#### Work instructions
Find how many lines in the entries below carry the word "data" and answer with only that figure.

#### Provided entries
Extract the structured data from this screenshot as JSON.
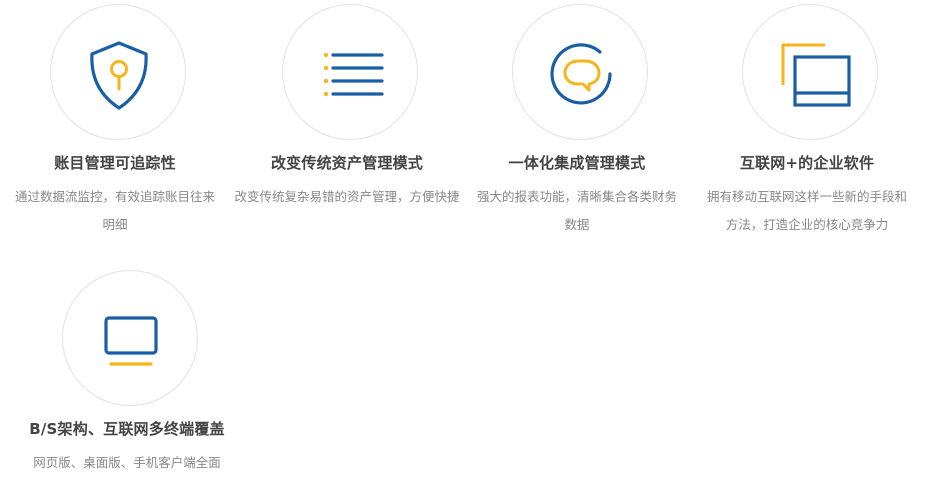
{
  "colors": {
    "blue": "#1a5fa6",
    "yellow": "#f7b51b",
    "title": "#444444",
    "desc": "#888888",
    "circle_border": "#e2e2e2"
  },
  "features": [
    {
      "icon": "shield-key-icon",
      "title": "账目管理可追踪性",
      "desc": "通过数据流监控，有效追踪账目往来明细"
    },
    {
      "icon": "list-icon",
      "title": "改变传统资产管理模式",
      "desc": "改变传统复杂易错的资产管理，方便快捷"
    },
    {
      "icon": "chat-bubble-icon",
      "title": "一体化集成管理模式",
      "desc": "强大的报表功能，清晰集合各类财务数据"
    },
    {
      "icon": "windows-icon",
      "title": "互联网+的企业软件",
      "desc": "拥有移动互联网这样一些新的手段和方法，打造企业的核心竞争力"
    },
    {
      "icon": "monitor-icon",
      "title": "B/S架构、互联网多终端覆盖",
      "desc": "网页版、桌面版、手机客户端全面"
    }
  ]
}
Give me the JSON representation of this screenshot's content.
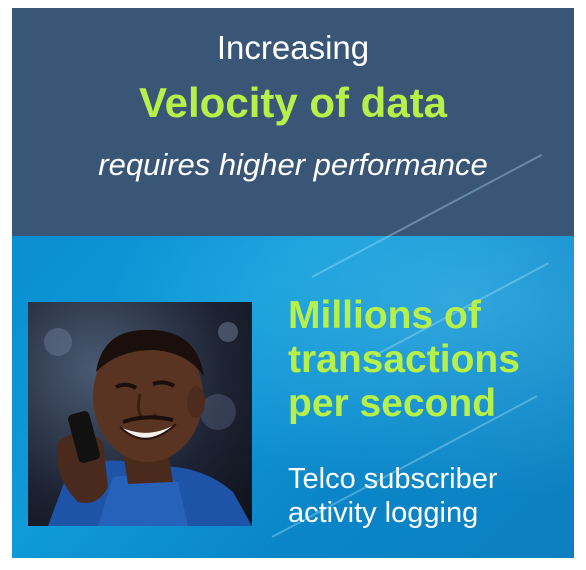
{
  "top_panel": {
    "line1": "Increasing",
    "line2": "Velocity of data",
    "line3": "requires higher performance"
  },
  "bottom_panel": {
    "headline_lines": [
      "Millions of",
      "transactions",
      "per second"
    ],
    "subtext_lines": [
      "Telco subscriber",
      "activity logging"
    ]
  },
  "colors": {
    "top_background": "#3a5676",
    "accent_green": "#b8f04a",
    "bottom_background": "#0a8fd2",
    "text_white": "#ffffff"
  },
  "icons": {
    "photo": "person-on-phone-photo"
  }
}
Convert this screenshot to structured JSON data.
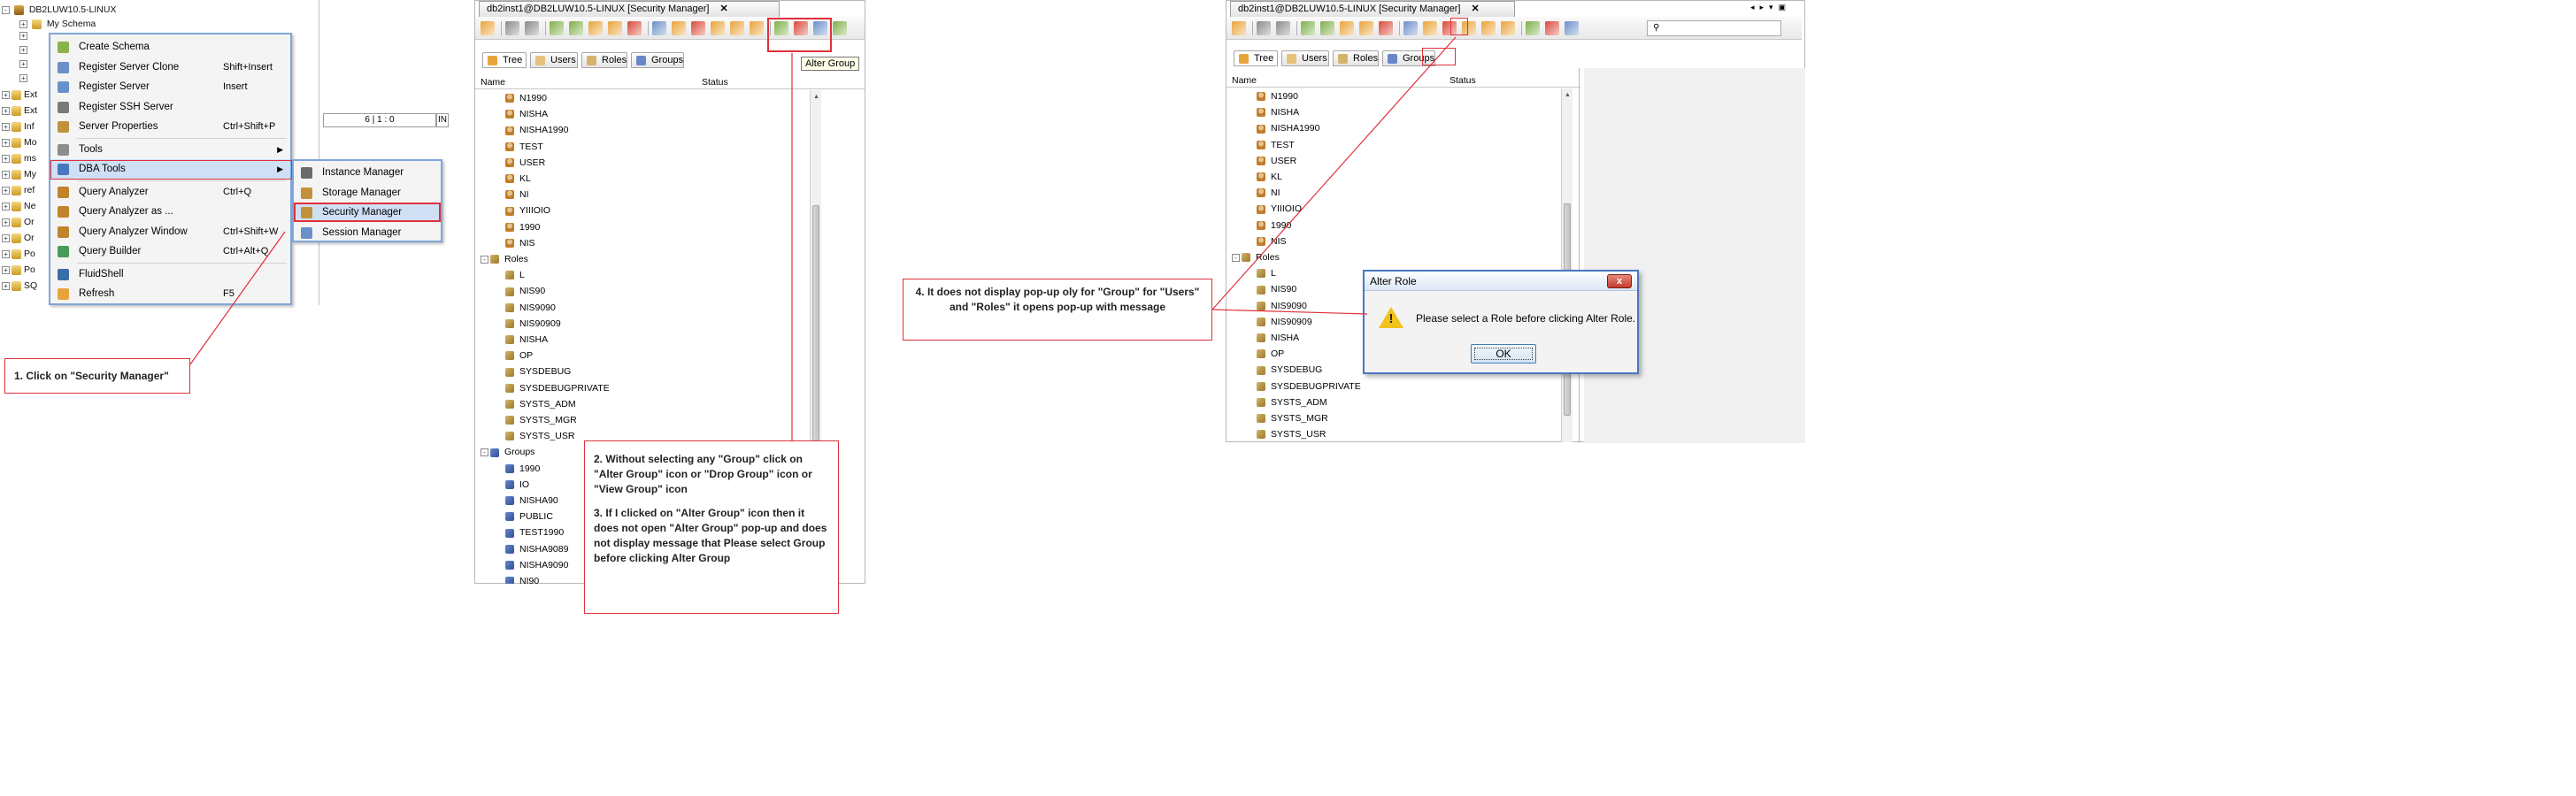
{
  "left_tree": {
    "root_label": "DB2LUW10.5-LINUX",
    "schema_label": "My Schema",
    "truncated_items": [
      "Ext",
      "Ext",
      "Inf",
      "Mo",
      "ms",
      "My",
      "ref",
      "Ne",
      "Or",
      "Or",
      "Po",
      "Po",
      "SQ"
    ]
  },
  "status_cells": {
    "position": "6 | 1 : 0",
    "mode": "IN"
  },
  "context_menu": {
    "items": [
      {
        "label": "Create Schema",
        "shortcut": "",
        "icon": "create-schema-icon"
      },
      {
        "label": "Register Server Clone",
        "shortcut": "Shift+Insert",
        "icon": "register-clone-icon"
      },
      {
        "label": "Register Server",
        "shortcut": "Insert",
        "icon": "register-server-icon"
      },
      {
        "label": "Register SSH Server",
        "shortcut": "",
        "icon": "ssh-server-icon"
      },
      {
        "label": "Server Properties",
        "shortcut": "Ctrl+Shift+P",
        "icon": "properties-icon"
      },
      {
        "label": "Tools",
        "shortcut": "",
        "icon": "tools-icon"
      },
      {
        "label": "DBA Tools",
        "shortcut": "",
        "icon": "dba-tools-icon"
      },
      {
        "label": "Query Analyzer",
        "shortcut": "Ctrl+Q",
        "icon": "query-analyzer-icon"
      },
      {
        "label": "Query Analyzer as ...",
        "shortcut": "",
        "icon": "query-analyzer-as-icon"
      },
      {
        "label": "Query Analyzer Window",
        "shortcut": "Ctrl+Shift+W",
        "icon": "query-window-icon"
      },
      {
        "label": "Query Builder",
        "shortcut": "Ctrl+Alt+Q",
        "icon": "query-builder-icon"
      },
      {
        "label": "FluidShell",
        "shortcut": "",
        "icon": "fluidshell-icon"
      },
      {
        "label": "Refresh",
        "shortcut": "F5",
        "icon": "refresh-icon"
      }
    ]
  },
  "dba_submenu": {
    "items": [
      {
        "label": "Instance Manager",
        "icon": "instance-manager-icon"
      },
      {
        "label": "Storage Manager",
        "icon": "storage-manager-icon"
      },
      {
        "label": "Security Manager",
        "icon": "security-manager-icon"
      },
      {
        "label": "Session Manager",
        "icon": "session-manager-icon"
      }
    ]
  },
  "editor_tab_title": "db2inst1@DB2LUW10.5-LINUX [Security Manager]",
  "view_tabs": [
    "Tree",
    "Users",
    "Roles",
    "Groups"
  ],
  "columns": {
    "name": "Name",
    "status": "Status"
  },
  "tooltip": "Alter Group",
  "panel1": {
    "users": [
      "N1990",
      "NISHA",
      "NISHA1990",
      "TEST",
      "USER",
      "KL",
      "NI",
      "YIIIOIO",
      "1990",
      "NIS"
    ],
    "roles_header": "Roles",
    "roles": [
      "L",
      "NIS90",
      "NIS9090",
      "NIS90909",
      "NISHA",
      "OP",
      "SYSDEBUG",
      "SYSDEBUGPRIVATE",
      "SYSTS_ADM",
      "SYSTS_MGR",
      "SYSTS_USR"
    ],
    "groups_header": "Groups",
    "groups": [
      "1990",
      "IO",
      "NISHA90",
      "PUBLIC",
      "TEST1990",
      "NISHA9089",
      "NISHA9090",
      "NI90"
    ]
  },
  "panel2": {
    "users": [
      "N1990",
      "NISHA",
      "NISHA1990",
      "TEST",
      "USER",
      "KL",
      "NI",
      "YIIIOIO",
      "1990",
      "NIS"
    ],
    "roles_header": "Roles",
    "roles": [
      "L",
      "NIS90",
      "NIS9090",
      "NIS90909",
      "NISHA",
      "OP",
      "SYSDEBUG",
      "SYSDEBUGPRIVATE",
      "SYSTS_ADM",
      "SYSTS_MGR",
      "SYSTS_USR"
    ]
  },
  "dialog": {
    "title": "Alter Role",
    "close_label": "x",
    "message": "Please select a Role before clicking Alter Role.",
    "ok_label": "OK"
  },
  "notes": {
    "step1": "1. Click on \"Security Manager\"",
    "step2": "2. Without selecting any \"Group\" click on \"Alter Group\" icon  or \"Drop Group\" icon or \"View Group\" icon",
    "step3": "3. If I clicked on \"Alter Group\" icon then it does not open \"Alter Group\" pop-up and does not display message that Please select Group before clicking Alter Group",
    "step4": "4. It does not display pop-up oly for \"Group\" for \"Users\" and \"Roles\" it opens pop-up with message"
  },
  "colors": {
    "annotation_red": "#e0303a",
    "menu_border": "#7fa6d8",
    "dialog_border": "#4a78c0"
  }
}
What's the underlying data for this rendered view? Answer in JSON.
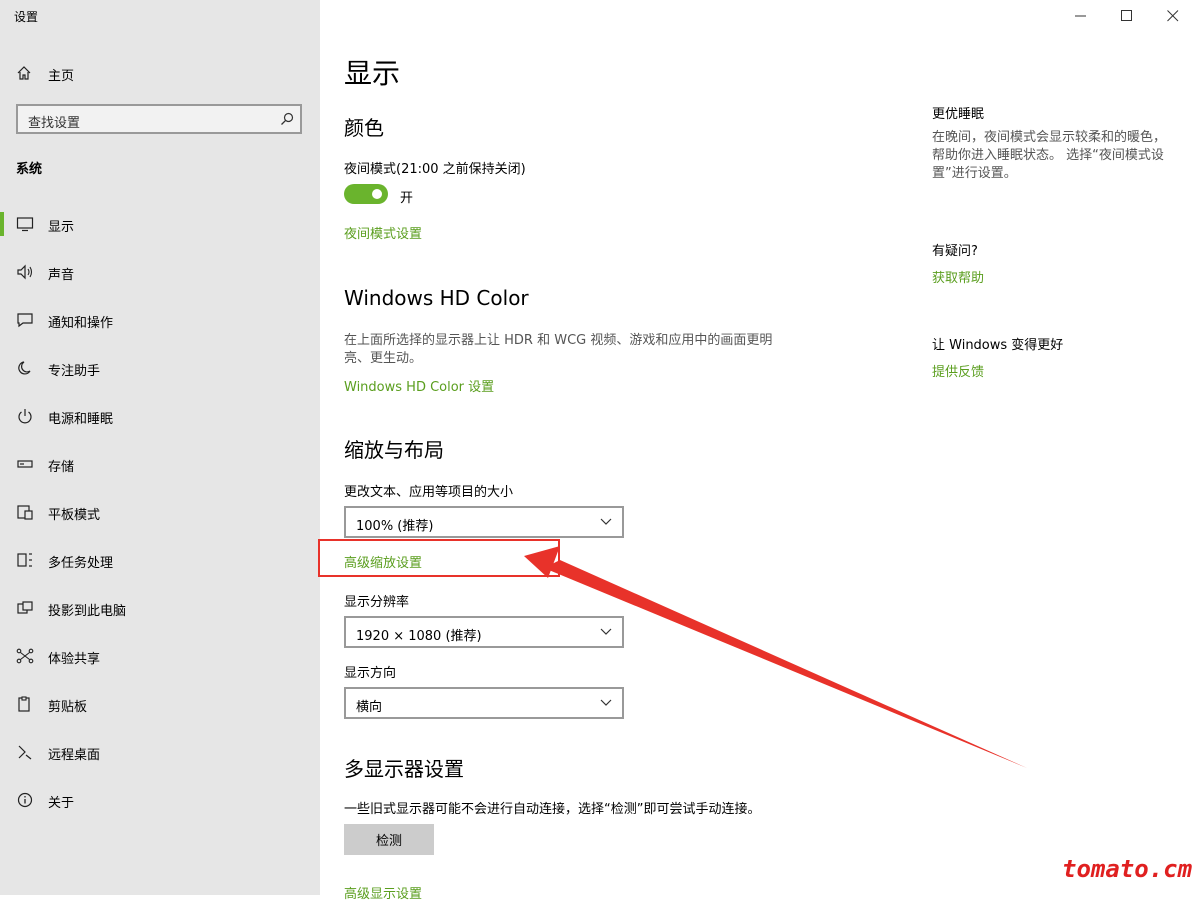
{
  "app": {
    "title": "设置"
  },
  "sidebar": {
    "home_label": "主页",
    "search_placeholder": "查找设置",
    "section_label": "系统",
    "items": [
      {
        "label": "显示",
        "icon": "monitor-icon",
        "active": true
      },
      {
        "label": "声音",
        "icon": "speaker-icon"
      },
      {
        "label": "通知和操作",
        "icon": "message-icon"
      },
      {
        "label": "专注助手",
        "icon": "moon-icon"
      },
      {
        "label": "电源和睡眠",
        "icon": "power-icon"
      },
      {
        "label": "存储",
        "icon": "storage-icon"
      },
      {
        "label": "平板模式",
        "icon": "tablet-icon"
      },
      {
        "label": "多任务处理",
        "icon": "multitask-icon"
      },
      {
        "label": "投影到此电脑",
        "icon": "project-icon"
      },
      {
        "label": "体验共享",
        "icon": "share-icon"
      },
      {
        "label": "剪贴板",
        "icon": "clipboard-icon"
      },
      {
        "label": "远程桌面",
        "icon": "remote-icon"
      },
      {
        "label": "关于",
        "icon": "info-icon"
      }
    ]
  },
  "main": {
    "title": "显示",
    "color": {
      "heading": "颜色",
      "night_mode_label": "夜间模式(21:00 之前保持关闭)",
      "toggle_state": "开",
      "night_mode_link": "夜间模式设置"
    },
    "hdr": {
      "heading": "Windows HD Color",
      "description": "在上面所选择的显示器上让 HDR 和 WCG 视频、游戏和应用中的画面更明亮、更生动。",
      "link": "Windows HD Color 设置"
    },
    "scale": {
      "heading": "缩放与布局",
      "size_label": "更改文本、应用等项目的大小",
      "size_value": "100% (推荐)",
      "advanced_link": "高级缩放设置",
      "resolution_label": "显示分辨率",
      "resolution_value": "1920 × 1080 (推荐)",
      "orientation_label": "显示方向",
      "orientation_value": "横向"
    },
    "multi": {
      "heading": "多显示器设置",
      "description": "一些旧式显示器可能不会进行自动连接，选择“检测”即可尝试手动连接。",
      "detect_button": "检测",
      "advanced_link": "高级显示设置"
    }
  },
  "right": {
    "sleep_heading": "更优睡眠",
    "sleep_desc": "在晚间，夜间模式会显示较柔和的暖色，帮助你进入睡眠状态。 选择“夜间模式设置”进行设置。",
    "question_heading": "有疑问?",
    "help_link": "获取帮助",
    "improve_heading": "让 Windows 变得更好",
    "feedback_link": "提供反馈"
  },
  "annotation": {
    "color": "#e8322a"
  },
  "watermark": "tomato.cm",
  "colors": {
    "accent": "#6ab42d",
    "link": "#5a9e1e",
    "sidebar_bg": "#e6e6e6"
  }
}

#### Answer to this task
4